**EXERCISE DIRECTIONS**
Please state how many lines of the records below contain the word "JSON". Give the number and nothing else.

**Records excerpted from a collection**
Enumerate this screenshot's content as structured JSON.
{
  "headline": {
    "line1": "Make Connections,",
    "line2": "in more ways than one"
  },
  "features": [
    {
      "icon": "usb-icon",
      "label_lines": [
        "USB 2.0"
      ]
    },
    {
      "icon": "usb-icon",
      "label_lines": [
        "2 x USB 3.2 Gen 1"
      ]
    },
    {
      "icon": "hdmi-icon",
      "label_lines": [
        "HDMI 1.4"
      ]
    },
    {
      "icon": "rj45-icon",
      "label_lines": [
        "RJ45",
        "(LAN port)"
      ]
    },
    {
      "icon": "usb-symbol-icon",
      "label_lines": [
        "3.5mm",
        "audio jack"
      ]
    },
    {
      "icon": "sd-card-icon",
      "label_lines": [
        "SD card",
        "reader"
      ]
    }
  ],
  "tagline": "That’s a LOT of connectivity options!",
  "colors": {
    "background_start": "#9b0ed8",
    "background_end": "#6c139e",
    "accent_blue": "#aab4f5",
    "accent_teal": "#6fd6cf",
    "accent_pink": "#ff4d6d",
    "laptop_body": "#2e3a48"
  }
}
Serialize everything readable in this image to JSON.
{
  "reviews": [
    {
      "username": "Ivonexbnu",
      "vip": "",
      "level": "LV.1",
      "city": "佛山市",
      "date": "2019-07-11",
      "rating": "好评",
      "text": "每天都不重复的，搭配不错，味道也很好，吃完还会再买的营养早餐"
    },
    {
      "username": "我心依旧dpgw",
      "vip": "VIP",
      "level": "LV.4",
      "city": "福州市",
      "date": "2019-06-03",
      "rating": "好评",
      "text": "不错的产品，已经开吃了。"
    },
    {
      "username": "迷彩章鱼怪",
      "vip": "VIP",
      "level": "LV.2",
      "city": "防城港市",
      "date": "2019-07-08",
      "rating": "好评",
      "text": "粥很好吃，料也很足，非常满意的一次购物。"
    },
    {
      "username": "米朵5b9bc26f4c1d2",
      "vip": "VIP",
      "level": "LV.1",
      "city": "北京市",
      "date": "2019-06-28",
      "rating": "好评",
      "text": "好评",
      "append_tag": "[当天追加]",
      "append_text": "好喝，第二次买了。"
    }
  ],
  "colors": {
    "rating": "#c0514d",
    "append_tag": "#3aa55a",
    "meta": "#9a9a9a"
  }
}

**ANSWER BELOW**
2